In nursing home negligence the nursing home often will try to argue that pressure ulcers are actually deep tissue injuries. This argument is essentially a claim that the injury was caused by something other than pressure building up on the area. This however is a very flawed argument, as deep tissue injuries and pressure ulcers are essentially the same thing. This is because both are caused by unrelieved pressure.

Deep Tissue V. Pressure Injury / The Steele Law FirmThe US National Library of Medicine defines pressure ulcers as, “an area of skin that breaks down when something keeps rubbing or pressing against the skin.”[1] They list old age, wheel-chair use, and extended bed stays as risk factors for developing them. For many nursing home residents these risk factors are everyday realities. The Library of Medicine states that those on bed rest should be checked for pressure ulcers and moved every two hours to ensure they do not develop.

Deep tissue ulcers are essentially a type of pressure ulcer, as they are caused by unrelieved pressure.
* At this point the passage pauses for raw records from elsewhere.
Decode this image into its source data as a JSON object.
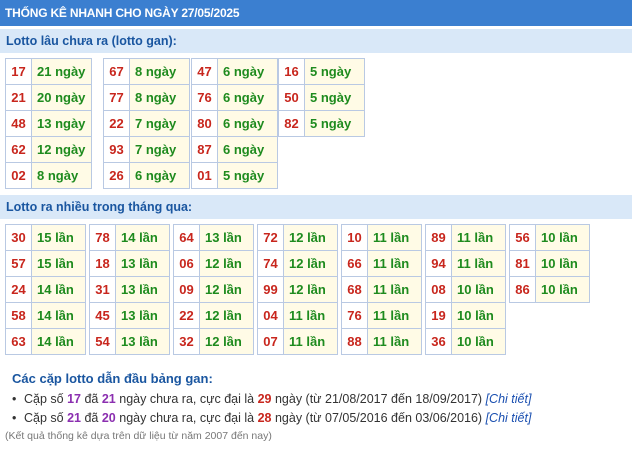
{
  "header": {
    "title": "THỐNG KÊ NHANH CHO NGÀY 27/05/2025"
  },
  "gan_section": {
    "title": "Lotto lâu chưa ra (lotto gan):",
    "columns": [
      [
        {
          "num": "17",
          "val": "21 ngày"
        },
        {
          "num": "21",
          "val": "20 ngày"
        },
        {
          "num": "48",
          "val": "13 ngày"
        },
        {
          "num": "62",
          "val": "12 ngày"
        },
        {
          "num": "02",
          "val": "8 ngày"
        }
      ],
      [
        {
          "num": "67",
          "val": "8 ngày"
        },
        {
          "num": "77",
          "val": "8 ngày"
        },
        {
          "num": "22",
          "val": "7 ngày"
        },
        {
          "num": "93",
          "val": "7 ngày"
        },
        {
          "num": "26",
          "val": "6 ngày"
        }
      ],
      [
        {
          "num": "47",
          "val": "6 ngày"
        },
        {
          "num": "76",
          "val": "6 ngày"
        },
        {
          "num": "80",
          "val": "6 ngày"
        },
        {
          "num": "87",
          "val": "6 ngày"
        },
        {
          "num": "01",
          "val": "5 ngày"
        }
      ],
      [
        {
          "num": "16",
          "val": "5 ngày"
        },
        {
          "num": "50",
          "val": "5 ngày"
        },
        {
          "num": "82",
          "val": "5 ngày"
        }
      ]
    ]
  },
  "freq_section": {
    "title": "Lotto ra nhiều trong tháng qua:",
    "columns": [
      [
        {
          "num": "30",
          "val": "15 lần"
        },
        {
          "num": "57",
          "val": "15 lần"
        },
        {
          "num": "24",
          "val": "14 lần"
        },
        {
          "num": "58",
          "val": "14 lần"
        },
        {
          "num": "63",
          "val": "14 lần"
        }
      ],
      [
        {
          "num": "78",
          "val": "14 lần"
        },
        {
          "num": "18",
          "val": "13 lần"
        },
        {
          "num": "31",
          "val": "13 lần"
        },
        {
          "num": "45",
          "val": "13 lần"
        },
        {
          "num": "54",
          "val": "13 lần"
        }
      ],
      [
        {
          "num": "64",
          "val": "13 lần"
        },
        {
          "num": "06",
          "val": "12 lần"
        },
        {
          "num": "09",
          "val": "12 lần"
        },
        {
          "num": "22",
          "val": "12 lần"
        },
        {
          "num": "32",
          "val": "12 lần"
        }
      ],
      [
        {
          "num": "72",
          "val": "12 lần"
        },
        {
          "num": "74",
          "val": "12 lần"
        },
        {
          "num": "99",
          "val": "12 lần"
        },
        {
          "num": "04",
          "val": "11 lần"
        },
        {
          "num": "07",
          "val": "11 lần"
        }
      ],
      [
        {
          "num": "10",
          "val": "11 lần"
        },
        {
          "num": "66",
          "val": "11 lần"
        },
        {
          "num": "68",
          "val": "11 lần"
        },
        {
          "num": "76",
          "val": "11 lần"
        },
        {
          "num": "88",
          "val": "11 lần"
        }
      ],
      [
        {
          "num": "89",
          "val": "11 lần"
        },
        {
          "num": "94",
          "val": "11 lần"
        },
        {
          "num": "08",
          "val": "10 lần"
        },
        {
          "num": "19",
          "val": "10 lần"
        },
        {
          "num": "36",
          "val": "10 lần"
        }
      ],
      [
        {
          "num": "56",
          "val": "10 lần"
        },
        {
          "num": "81",
          "val": "10 lần"
        },
        {
          "num": "86",
          "val": "10 lần"
        }
      ]
    ]
  },
  "pairs": {
    "title": "Các cặp lotto dẫn đầu bảng gan:",
    "items": [
      {
        "prefix": "Cặp số ",
        "pair": "17",
        "mid1": " đã ",
        "days": "21",
        "mid2": " ngày chưa ra, cực đại là ",
        "max": "29",
        "suffix": " ngày (từ 21/08/2017 đến 18/09/2017) ",
        "link": "[Chi tiết]"
      },
      {
        "prefix": "Cặp số ",
        "pair": "21",
        "mid1": " đã ",
        "days": "20",
        "mid2": " ngày chưa ra, cực đại là ",
        "max": "28",
        "suffix": " ngày (từ 07/05/2016 đến 03/06/2016) ",
        "link": "[Chi tiết]"
      }
    ]
  },
  "footnote": "(Kết quả thống kê dựa trên dữ liệu từ năm 2007 đến nay)",
  "colors": {
    "header_bg": "#3b7fd0",
    "section_bg": "#d9e8f8",
    "number": "#c8261d",
    "value": "#1e8b1e",
    "value_bg": "#fffbe6"
  }
}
The National Pressure Ulcer Advisory Panel lists pressure ulcers as one of the types of pressure ulcers.[2] The main difference lies in the fact that pressure ulcers are normally surface wounds that grow increasingly deep as they worsen. Deep tissue ulcers involve damage to the underlying soft tissue. This also makes them more difficult to detect.

The idea that nursing homes are not responsible for deep tissue injuries has been debunked. They are simply another type of pressure ulcer that can easily be prevented. While it may not be fair to say that they exactly the same, the National Pressure Ulcer Advisory Panel has clearly determined that deep tissue ulcers are simply a subset of pressure ulcers.